char **argv, holds the input that you can give to your c application. Each argv position will hold a string, string in c are represented by array of chars.
So since you can give more than one argument to your application, this means that you can have more that one string, therefore more that one array of char. Thus char **argv.
When you do ./your_application 1 10 3. argv holds 1 10 3 like this:
argv = "1";
argv = "10";
argv = "3";
Argc will tell you the number of arguments that your_application received. In this example argc = 3.
When you know the size you can do something like this char array[M] when you don't know by hand the size you do char *array;. Basically saying that variable array will point to the first memory position of the future array of chars.
You can go deeper, you what to have multiple string so you can do char array[N][M] or if you don't know the size char **array. Following the same line of though, the first pointer points to the first memory position of the array of chars, and the second pointer to the char of the first array of chars.
Why does **argv point to the first char and not the whole string?
Because argv is an array of array of chars, so the first point already points to the first array of chars, and therefore the second pointer will point to the first char of this array.
So *argv, is the same because the pointer points to the array of chars, and you specify the position that you want, in this case is zero so it will be the first char of the array you point to.
You could also specify the array of char that you want doing something like argv, in this case you are pointing to the first char of the second array.
The 2D array are sequentially allocated in memory, that why **argv points to the first position of the 2D array, because you have to know where did the 2D arrays will start.

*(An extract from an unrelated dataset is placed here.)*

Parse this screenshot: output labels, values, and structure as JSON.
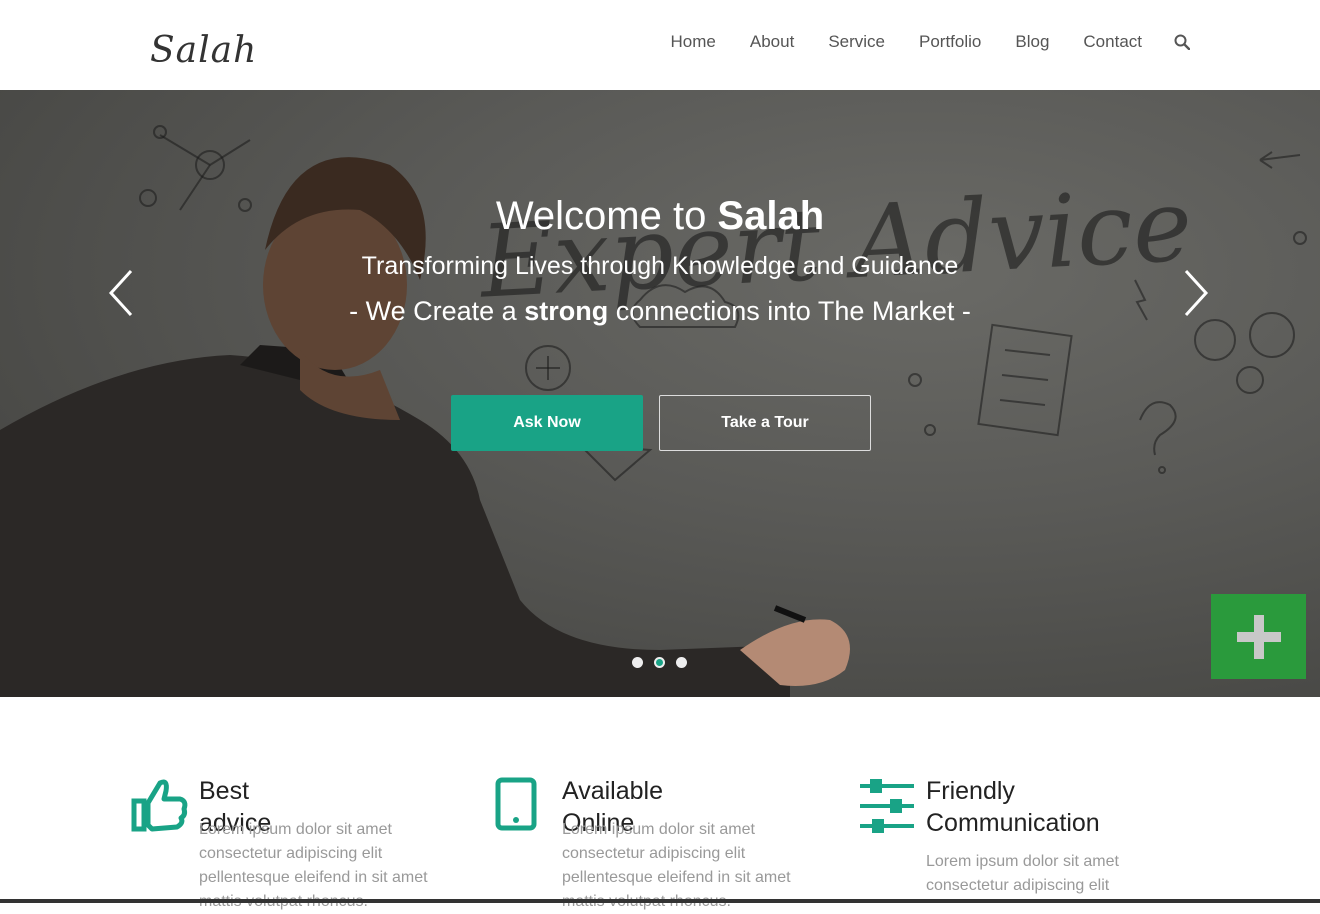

After the 2D is allocated in memory, you can know specify directly the position on want to access by doing for example 2D_array;